Costa Rica is near malaria elimination. This achievement has followed shifts in malaria health policy. Here, we evaluate the impacts that different health policies have had on malaria transmission in Costa Rica from 1913 to 2018. We identified regime shifts and used regression models to measure the impact of different health policies on malaria transmission in Costa Rica using annual case records. We found that vector control and prophylactic treatments were associated with a 50% malaria case reduction in 1929–1931 compared with 1913–1928. DDT introduction in 1946 was associated with an increase in annual malaria case reduction from 7.6% (1942–1946) to 26.4% (1947–1952). The 2006 introduction of 7-day supervised chloroquine and primaquine treatments was the most effective health policy between 1957 and 2018, reducing annual malaria cases by 98% (2009–2018) when compared with 1957–1968. We also found that effective malaria reduction policies have been sensitive to natural catastrophes and extreme climatic events, both of which have increased malaria transmission in Costa Rica. Currently, outbreaks follow malaria importation into vulnerable areas of Costa Rica. This highlights the need to timely diagnose and treat malaria, while improving living standards, in the affected areas.
The ‘jumping to conclusions’ (JTC) bias is associated with both psychosis and general cognition but their relationship is unclear. In this study, we set out to clarify the relationship between the JTC bias, IQ, psychosis and polygenic liability to schizophrenia and IQ.
A total of 817 first episode psychosis patients and 1294 population-based controls completed assessments of general intelligence (IQ), and JTC, and provided blood or saliva samples from which we extracted DNA and computed polygenic risk scores for IQ and schizophrenia.

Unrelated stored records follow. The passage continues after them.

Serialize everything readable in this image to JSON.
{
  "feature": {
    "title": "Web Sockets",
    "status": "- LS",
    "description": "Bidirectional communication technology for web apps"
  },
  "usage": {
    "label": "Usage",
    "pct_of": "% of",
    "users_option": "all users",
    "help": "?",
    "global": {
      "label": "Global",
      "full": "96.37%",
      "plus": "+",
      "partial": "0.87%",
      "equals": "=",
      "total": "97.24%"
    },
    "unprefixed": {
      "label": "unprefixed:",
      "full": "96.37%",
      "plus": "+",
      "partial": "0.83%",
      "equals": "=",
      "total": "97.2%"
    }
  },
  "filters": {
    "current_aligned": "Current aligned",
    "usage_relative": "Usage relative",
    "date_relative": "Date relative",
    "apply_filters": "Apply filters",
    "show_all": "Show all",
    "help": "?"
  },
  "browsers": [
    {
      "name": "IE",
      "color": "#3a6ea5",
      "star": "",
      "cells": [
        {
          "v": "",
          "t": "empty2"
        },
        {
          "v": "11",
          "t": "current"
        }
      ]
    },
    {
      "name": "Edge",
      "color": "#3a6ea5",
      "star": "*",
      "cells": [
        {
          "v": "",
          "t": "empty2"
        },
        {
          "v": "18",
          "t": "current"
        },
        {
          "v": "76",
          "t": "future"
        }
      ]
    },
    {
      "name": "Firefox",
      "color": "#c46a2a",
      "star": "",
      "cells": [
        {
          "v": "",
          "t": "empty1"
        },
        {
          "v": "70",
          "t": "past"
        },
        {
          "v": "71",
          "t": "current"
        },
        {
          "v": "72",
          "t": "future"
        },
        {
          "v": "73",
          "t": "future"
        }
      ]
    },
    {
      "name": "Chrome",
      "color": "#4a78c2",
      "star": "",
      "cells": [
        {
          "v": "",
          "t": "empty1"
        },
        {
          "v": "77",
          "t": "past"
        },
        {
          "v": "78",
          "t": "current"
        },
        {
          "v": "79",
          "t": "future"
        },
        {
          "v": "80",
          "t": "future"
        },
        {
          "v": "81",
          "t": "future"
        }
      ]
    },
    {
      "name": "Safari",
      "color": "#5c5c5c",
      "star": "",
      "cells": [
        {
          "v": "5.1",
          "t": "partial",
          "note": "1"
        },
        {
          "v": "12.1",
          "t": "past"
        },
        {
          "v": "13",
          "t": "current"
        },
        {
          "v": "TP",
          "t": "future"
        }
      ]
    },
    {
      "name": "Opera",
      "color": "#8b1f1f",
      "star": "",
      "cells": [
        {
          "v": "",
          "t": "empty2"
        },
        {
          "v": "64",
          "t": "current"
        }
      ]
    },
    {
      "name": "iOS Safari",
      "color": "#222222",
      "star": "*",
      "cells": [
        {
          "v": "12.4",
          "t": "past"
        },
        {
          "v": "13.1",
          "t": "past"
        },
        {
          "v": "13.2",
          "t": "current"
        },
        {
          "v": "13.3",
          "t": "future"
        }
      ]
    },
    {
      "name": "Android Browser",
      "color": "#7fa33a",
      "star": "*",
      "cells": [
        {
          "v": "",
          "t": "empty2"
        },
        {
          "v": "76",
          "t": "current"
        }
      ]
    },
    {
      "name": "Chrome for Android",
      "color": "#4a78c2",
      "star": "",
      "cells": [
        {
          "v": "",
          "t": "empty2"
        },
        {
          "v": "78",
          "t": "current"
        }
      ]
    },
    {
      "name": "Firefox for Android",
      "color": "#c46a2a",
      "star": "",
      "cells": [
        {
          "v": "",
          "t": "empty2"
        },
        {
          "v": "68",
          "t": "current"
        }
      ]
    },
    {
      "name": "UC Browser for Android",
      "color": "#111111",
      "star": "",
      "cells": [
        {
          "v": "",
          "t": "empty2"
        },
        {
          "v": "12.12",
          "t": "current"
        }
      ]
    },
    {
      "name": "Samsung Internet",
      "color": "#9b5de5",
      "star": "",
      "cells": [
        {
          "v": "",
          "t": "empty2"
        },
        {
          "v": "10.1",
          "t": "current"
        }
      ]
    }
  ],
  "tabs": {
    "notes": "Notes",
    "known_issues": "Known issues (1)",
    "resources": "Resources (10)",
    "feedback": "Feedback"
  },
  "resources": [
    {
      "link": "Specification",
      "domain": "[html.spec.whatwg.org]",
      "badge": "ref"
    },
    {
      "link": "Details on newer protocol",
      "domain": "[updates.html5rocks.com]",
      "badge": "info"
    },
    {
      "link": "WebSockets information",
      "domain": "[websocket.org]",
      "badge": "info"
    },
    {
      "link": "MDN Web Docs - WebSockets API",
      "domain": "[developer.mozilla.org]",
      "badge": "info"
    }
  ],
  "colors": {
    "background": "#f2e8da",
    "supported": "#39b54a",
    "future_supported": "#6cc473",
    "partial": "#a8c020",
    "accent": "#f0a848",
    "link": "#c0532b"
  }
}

The estimated proportion of the total effect of case/control differences on JTC mediated by IQ was 79%. Schizophrenia polygenic risk score was non-significantly associated with a higher number of beads drawn (B = 0.47, 95% CI −0.21 to 1.16, p = 0.17); whereas IQ PRS (B = 0.51, 95% CI 0.25–0.76, p < 0.001) significantly predicted the number of beads drawn, and was thus associated with reduced JTC bias. The JTC was more strongly associated with the higher level of psychotic-like experiences (PLEs) in controls, including after controlling for IQ (B = −1.7, 95% CI −2.8 to −0.5, p = 0.006), but did not relate to delusions in patients.
Our findings suggest that the JTC reasoning bias in psychosis might not be a specific cognitive deficit but rather a manifestation or consequence, of general cognitive impairment. Whereas, in the general population, the JTC bias is related to PLEs, independent of IQ. The work has the potential to inform interventions targeting cognitive biases in early psychosis.